DOD Should Provide Congress and the American Public with Monthly Data on Enemy-Initiated Attacks in Iraq in a Timely Manner
GAO-07-1048R: Published: Sep 28, 2007. Publicly Released: Sep 28, 2007.
In January 2007, the President stated that the high levels of violence in Iraq had overwhelmed the political gains that the Iraqis had made and required a new U.S. strategy for stabilizing the country. The new strategy recognized that until the Iraqi people have a basic measure of security, they would not be able to make significant and sustainable political and economic progress. To help Iraqi leaders provide security for their population, the United States deployed about 30,000 additional troops to Iraq during the spring of 2007, bringing the total number of U.S. military personnel up to about 160,000 as of mid-June 2007. Enemy-initiated attacks data are a key indicator of progress in improving Iraq's security situation, an important condition that, according to the administration, must be met before the United States can reduce its military presence in Iraq. While attacks data alone may not provide a complete picture of Iraq's security situation, Department of Defense (DOD) and Multinational Force-Iraq (MNF-I) officials state that the data provide a reasonably sound depiction of general security trends in the country. Since 2004, we have periodically provided this information to Congress in classified and unclassified briefings, reports, and testimonies. In response to GAO's requests, various DOD components--most recently the Defense Intelligence Agency (DIA)--have assisted GAO in publicly reporting trends in the security situation by declassifying the attacks data on a monthly basis. In our report on the status of the achievement of Iraqi benchmarks, we provided attacks data through July 31, 2007.2 This report provides data through August 31, 2007.
Overall security conditions in Iraq have deteriorated and grown more complex, since May 2003, as evidenced by the increased numbers of attacks and the Sunni-Shi'a sectarian strife that followed the February 2006 bombing of the Golden Mosque in Samarra. Enemy-initiated attacks against the coalition and its Iraqi partners increased through October 2006 and have remained at high levels since that time. These attacks have increased around major religious and political events, including Ramadan3 and elections. Coalition forces are still the primary target of attacks, but the number of attacks on Iraqi security forces and civilians also has increased since 2003.
Recommendation for Executive Action
Status: Closed - Implemented

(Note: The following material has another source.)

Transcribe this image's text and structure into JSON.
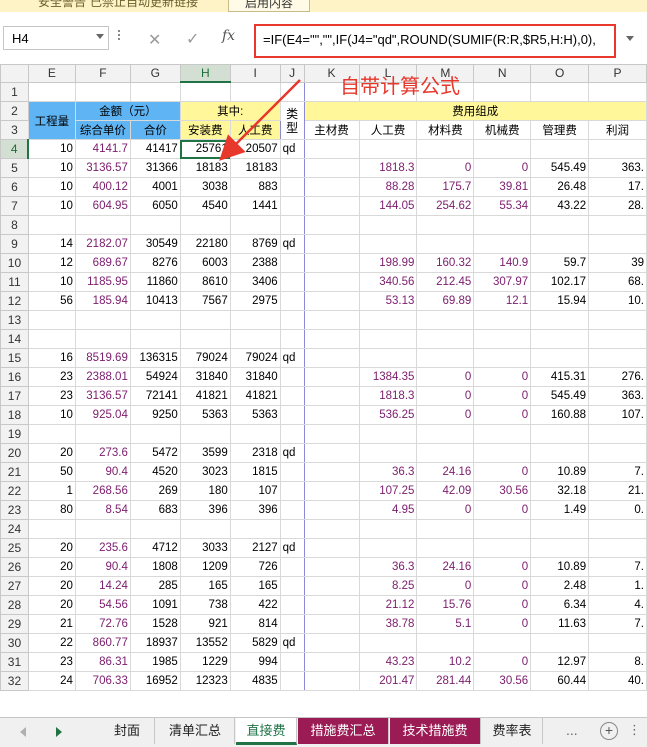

Comments: In September 2007, GAO recommended DOD should, on a monthly basis, make data on the enemy-initiated attacks available to Congress, the American public, and GAO in a timely manner. DOD had provided the attacks data in its quarterly reports to Congress, but the data were not presented in a consistent, time-based manner. DOD concurred with our recommendation, stating that it would continue to provide the attack data to Congress and GAO on a monthly basis, and to the American public in its quarterly report to Congress, Measuring Stability and Security in Iraq. DOD began to provide time-based attacks data in its quarterly report to Congress--first by month in September 2007 then by week in December 2007--and made it available to the American public at www.defenselink.mil.
Recommendation: Given the importance of congressional oversight and the American public's interest in progress in stabilizing Iraq, the Department of Defense should, on a monthly basis, make data on the enemy-initiated attacks available to Congress, the American public, and GAO in a timely manner.
Agency Affected: Department of Defense